## Stored data entries
------------------------------

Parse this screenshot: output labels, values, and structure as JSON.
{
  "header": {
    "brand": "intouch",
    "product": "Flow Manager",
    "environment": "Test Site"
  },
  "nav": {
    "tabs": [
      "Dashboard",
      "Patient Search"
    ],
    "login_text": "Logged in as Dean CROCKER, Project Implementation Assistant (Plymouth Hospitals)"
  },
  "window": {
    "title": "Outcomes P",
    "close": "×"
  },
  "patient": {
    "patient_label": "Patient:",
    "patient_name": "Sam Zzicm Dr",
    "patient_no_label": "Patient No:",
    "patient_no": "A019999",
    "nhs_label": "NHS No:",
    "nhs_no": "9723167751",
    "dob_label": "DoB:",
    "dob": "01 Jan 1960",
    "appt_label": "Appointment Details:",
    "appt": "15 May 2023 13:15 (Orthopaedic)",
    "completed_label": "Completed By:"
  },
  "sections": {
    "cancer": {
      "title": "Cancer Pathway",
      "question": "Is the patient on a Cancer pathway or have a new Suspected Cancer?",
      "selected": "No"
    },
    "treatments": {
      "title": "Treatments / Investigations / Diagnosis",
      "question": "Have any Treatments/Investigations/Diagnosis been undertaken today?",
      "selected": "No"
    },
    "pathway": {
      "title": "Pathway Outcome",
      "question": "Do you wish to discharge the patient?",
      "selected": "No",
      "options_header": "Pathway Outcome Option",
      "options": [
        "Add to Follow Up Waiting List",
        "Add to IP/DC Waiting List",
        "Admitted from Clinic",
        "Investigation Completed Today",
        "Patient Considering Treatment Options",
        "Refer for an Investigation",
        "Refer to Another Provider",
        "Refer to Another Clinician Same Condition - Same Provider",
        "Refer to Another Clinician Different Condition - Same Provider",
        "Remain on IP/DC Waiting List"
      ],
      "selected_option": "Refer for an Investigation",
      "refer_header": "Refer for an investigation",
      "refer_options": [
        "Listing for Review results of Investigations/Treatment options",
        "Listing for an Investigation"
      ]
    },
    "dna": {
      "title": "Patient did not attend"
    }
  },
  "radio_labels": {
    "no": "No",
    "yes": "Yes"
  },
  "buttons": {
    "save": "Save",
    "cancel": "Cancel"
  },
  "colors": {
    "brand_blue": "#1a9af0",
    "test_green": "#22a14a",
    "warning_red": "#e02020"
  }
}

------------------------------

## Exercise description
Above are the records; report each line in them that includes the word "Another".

## Result of this task
        "Refer to Another Provider",
        "Refer to Another Clinician Same Condition - Same Provider",
        "Refer to Another Clinician Different Condition - Same Provider",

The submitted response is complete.